The buyer bought the truck “as is” and received a third-party vehicle protection plan at no cost. Within days of purchase, the truck lacked power and continued to smoke. The dealership refused to diagnose or repair the truck. The buyer had the truck inspected and was advised that the engine needed replacing.

The buyer sued the dealership, alleging fraud and breach of the implied warranty of merchantability and seeking attorneys’ fees under the Magnuson-Moss Warranty Act. The trial court granted judgment for the buyer, awarding her $14,366 in damages based on the price she paid for the truck and the cost of the inspection, plus attorneys’ fees and costs. The dealership appealed.

The appellate court affirmed, as did the Supreme Court of Minnesota in this decision. The dealership argued that the “as is” disclaimer barred the buyer’s claim. The state high court disagreed, finding that, under Minnesota law, a warranty disclaimer is effective “unless the circumstances indicate otherwise.” The high court concluded “that [the dealership’s] fraudulent statements about the fitness of the truck for the purpose for which a truck is purchased are a circumstance that make the ‘as is’ disclaimers of implied warranties in the purchase documents ineffective.” See Sorchaga v. Ride Auto, LLC, 2018 Minn. LEXIS 111 (Minn. March 21, 2018).

So, there’s this month’s roundup! Stay legal, and we’ll see you next month.


Tom (thudson) is Of Counsel and Nikki (nmunro) is a Partner in the law firm of Hudson Cook, LLP. Tom has written several books and is the publisher of Spot Delivery®, a monthly legal newsletter for auto dealers. He is the CEO of CounselorLibrary.com, LLC and the Senior Editor of CounselorLibrary.com’s CARLAW®, a monthly report of legal developments for the auto finance and leasing industry.Nikki is Editor in Chief of CARLAW®, a contributing author to the F&I Legal Desk Book and frequently writes for Spot Delivery®. For information, visit www.counselorlibrary.com. © CounselorLibrary.com 2018, all rights reserved.
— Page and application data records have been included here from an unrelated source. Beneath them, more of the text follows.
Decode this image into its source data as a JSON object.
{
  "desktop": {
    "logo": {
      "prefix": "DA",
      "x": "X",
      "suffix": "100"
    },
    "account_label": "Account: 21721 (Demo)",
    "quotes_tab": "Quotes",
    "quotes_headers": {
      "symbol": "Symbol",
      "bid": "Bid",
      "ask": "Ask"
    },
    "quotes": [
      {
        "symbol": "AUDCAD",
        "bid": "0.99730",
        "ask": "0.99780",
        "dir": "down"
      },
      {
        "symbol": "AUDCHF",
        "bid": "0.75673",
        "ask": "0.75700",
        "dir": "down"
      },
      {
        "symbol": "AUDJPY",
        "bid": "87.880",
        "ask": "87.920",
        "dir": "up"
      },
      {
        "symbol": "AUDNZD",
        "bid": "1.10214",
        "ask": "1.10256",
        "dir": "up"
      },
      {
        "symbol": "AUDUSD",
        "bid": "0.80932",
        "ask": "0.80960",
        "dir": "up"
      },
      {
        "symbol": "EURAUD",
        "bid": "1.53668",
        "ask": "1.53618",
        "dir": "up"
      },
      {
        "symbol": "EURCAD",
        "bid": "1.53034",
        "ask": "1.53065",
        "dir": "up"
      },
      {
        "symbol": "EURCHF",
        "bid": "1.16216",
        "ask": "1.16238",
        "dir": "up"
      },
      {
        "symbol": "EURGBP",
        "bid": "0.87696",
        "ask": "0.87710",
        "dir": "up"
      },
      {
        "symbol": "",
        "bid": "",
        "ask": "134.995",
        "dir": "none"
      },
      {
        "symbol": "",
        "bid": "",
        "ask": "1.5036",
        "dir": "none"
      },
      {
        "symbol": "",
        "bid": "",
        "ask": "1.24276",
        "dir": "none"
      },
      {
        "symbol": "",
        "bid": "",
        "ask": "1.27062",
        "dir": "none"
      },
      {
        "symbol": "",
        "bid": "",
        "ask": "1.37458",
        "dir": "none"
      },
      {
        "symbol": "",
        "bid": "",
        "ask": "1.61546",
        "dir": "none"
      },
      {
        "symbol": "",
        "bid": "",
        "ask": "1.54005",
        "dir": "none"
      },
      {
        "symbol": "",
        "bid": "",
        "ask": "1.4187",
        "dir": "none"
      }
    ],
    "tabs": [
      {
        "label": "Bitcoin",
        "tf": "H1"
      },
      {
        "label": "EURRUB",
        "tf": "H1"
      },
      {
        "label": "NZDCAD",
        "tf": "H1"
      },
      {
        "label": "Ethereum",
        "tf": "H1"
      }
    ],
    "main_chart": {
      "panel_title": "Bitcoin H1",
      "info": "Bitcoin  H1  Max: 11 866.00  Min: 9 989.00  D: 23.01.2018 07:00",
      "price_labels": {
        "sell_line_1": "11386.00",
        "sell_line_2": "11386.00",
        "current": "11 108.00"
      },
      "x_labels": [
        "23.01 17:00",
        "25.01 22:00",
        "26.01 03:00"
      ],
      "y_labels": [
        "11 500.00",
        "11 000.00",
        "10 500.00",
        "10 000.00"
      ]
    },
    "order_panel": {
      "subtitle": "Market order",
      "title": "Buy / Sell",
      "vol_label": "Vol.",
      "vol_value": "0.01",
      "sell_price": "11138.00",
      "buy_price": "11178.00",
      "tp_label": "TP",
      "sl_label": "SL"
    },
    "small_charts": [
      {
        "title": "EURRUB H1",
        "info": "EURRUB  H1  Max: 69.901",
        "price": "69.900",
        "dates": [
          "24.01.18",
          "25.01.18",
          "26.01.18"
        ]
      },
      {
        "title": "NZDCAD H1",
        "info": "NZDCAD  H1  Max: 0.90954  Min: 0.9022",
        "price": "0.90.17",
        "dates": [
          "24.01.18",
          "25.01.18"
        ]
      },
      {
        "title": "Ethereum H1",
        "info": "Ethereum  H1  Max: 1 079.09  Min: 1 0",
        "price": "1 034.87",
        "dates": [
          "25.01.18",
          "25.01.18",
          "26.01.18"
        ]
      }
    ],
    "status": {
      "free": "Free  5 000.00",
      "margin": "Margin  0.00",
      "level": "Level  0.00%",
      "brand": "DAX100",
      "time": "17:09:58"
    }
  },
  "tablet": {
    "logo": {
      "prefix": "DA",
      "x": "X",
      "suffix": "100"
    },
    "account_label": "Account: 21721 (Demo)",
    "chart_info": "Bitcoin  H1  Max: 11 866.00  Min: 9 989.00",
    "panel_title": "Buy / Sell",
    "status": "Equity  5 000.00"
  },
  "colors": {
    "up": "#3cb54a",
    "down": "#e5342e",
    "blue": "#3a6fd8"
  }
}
Single publication rights only, to the Association. (5/18). HC/4822-8265-6869v1.